Cerro Tunari is the peak overlooking the city of Cochabamba. Climbing the mountain from the north side is rather simple. I climbed from the north side though. What the mountain looks like from southeast you can see at the site: http://amesp02.tamu.edu/~reyes/fotos/foto_3.jpg.
Thanks to Per A Engler for this description.
The following weather information is provided for the nearest supported peak. The weather icons reflect weather conditions from the base of the mountain, while the wind, temperature and humidity reflect conditions at the summit.
Weather by meteoexploration.
NOTE: Trip reports were previously called "Summit Logs" - same feature, new name
There are 13 trip reports for Cerro Tunari.
Select any entry from the list below:
- Log #22126 - by bmueller on Jan 23, 2011Possible starting points for the ascent on its south face: The Cerro Tunari (or Pico Tunari) with 5.035 mts. is Central Bolivias highest peak located in the Tunari National Park and towering above...
- Log #20502 - by Ben Stillson on Nov 25, 2006tunari's great though it took my best friend in 1986. doesn't look that hard but offers a great challenge. beware. don't miss the lakes in front of its north face beautiful benny
- Log #10918 - by Davor A. Pavisic on Aug 12, 2004the altitude in this page is incorrect. The correct altitude of pico Tunari is 5088 m. This data is taken from the IGM chart.
- Log #10917 - by
Marcos Ala Mamani on Aug 11, 2004To previous writer, Davor A. Pavisic, I am afraid you are wrong about the altitude of the mountain. Its actual altitude is 5220 mts. At least according to the annual NASA reports based on satellite...
- Log #10919 - by Rory O'Neill on Mar 31, 2004Hi all. Cerro Tunari was a great experience, even though we suffered from bad weather during our second climb. My friend Nick fell and badly injured his foot, luckily it happened on our way down....
- Log #10921 - by Alejandro Haas on Jan 12, 2004Sub la montaña solo del lado sur. Fantastico! No se olviden llevar una bolsa de coca para mal de altura. A.H.
- Log #10922 - by Lars Leberke on Apr 07, 2003I do work in Santa Cruz, Bolivia as a teacher, so and that's why in my holidays I will return to Cochabamba. Bolivia, where my wife and daughter are born and we own an appartement in a nice...
- Log #10923 - by

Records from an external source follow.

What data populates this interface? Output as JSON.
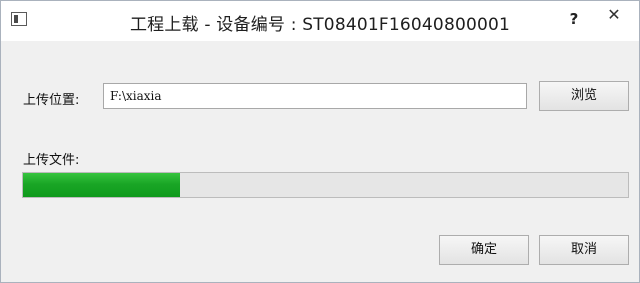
{
  "window": {
    "title": "工程上载 - 设备编号 : ST08401F16040800001",
    "help_label": "?",
    "close_label": "✕"
  },
  "upload_location": {
    "label": "上传位置:",
    "value": "F:\\xiaxia",
    "browse_label": "浏览"
  },
  "upload_file": {
    "label": "上传文件:",
    "progress": 0.26
  },
  "footer": {
    "ok_label": "确定",
    "cancel_label": "取消"
  },
  "colors": {
    "progress_green": "#1aa626"
  }
}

Giovanni Cazale on Nov 14, 2002We had a great experience on the mountain. Nice to read other comments from other people as well. We climb it from the south side, (from Cochabamba and Quillacollo side), and last part before the top...

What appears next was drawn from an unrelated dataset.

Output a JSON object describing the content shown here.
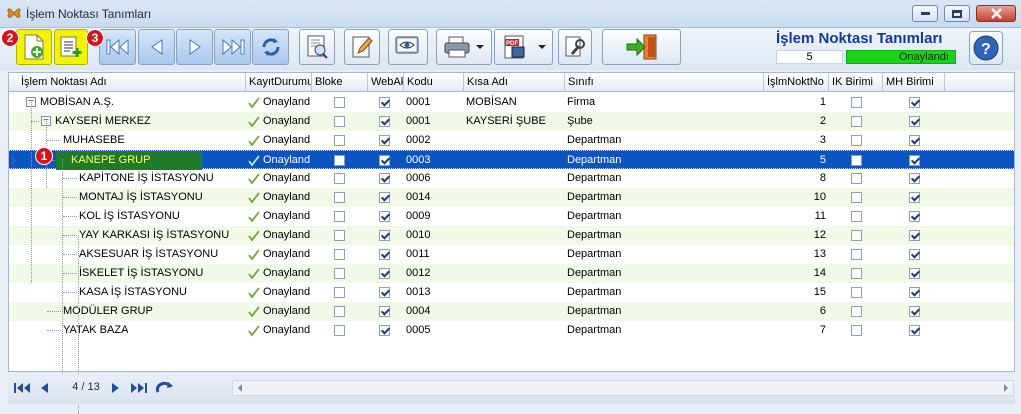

- Log #10924 - by Pat McNamara on May 27, 2002Love Cerro Tunari! Had a great time climbing the mountain. Started off at Quillacollo by foot and spent ten days on the mountain. Don't forget to buy coca leaves before you go. They ease the...
- Log #10926 - by James Bentley on May 30, 2001I love exploring up on Tunari with my brother and friends. Weve climbed it from the road and from the southside, starting at Pairumani. Its a lot of fun to climb from the southside. You eventually...
- Log #10928 - by Stanislav Wizcynski on Oct 27, 1999Started off by foot from Quillacollo. It was a long walk before I reached the mountain. Next time I'll go with one of the lorries on the road towards the Cerro. Climbing the mountain though is great.
- Log #10929 - by
Enrique Calvi on Sep 29, 1999Is nice mountain to climbe. Fantastic experience to reach summit and see Cochabamba Valley stretch out far benaeth. Maybe not the hardest mountain I climbed, but very nice indeed, with lots of...
- Log #10930 - by
Marcel Duchamps on Aug 14, 1999Cerro Tunari is a wonderful challenge! To climb it from the south side was a wonderful experience and a considerable adventure. Reaching the top made me and my fellow climbers realise that it was all...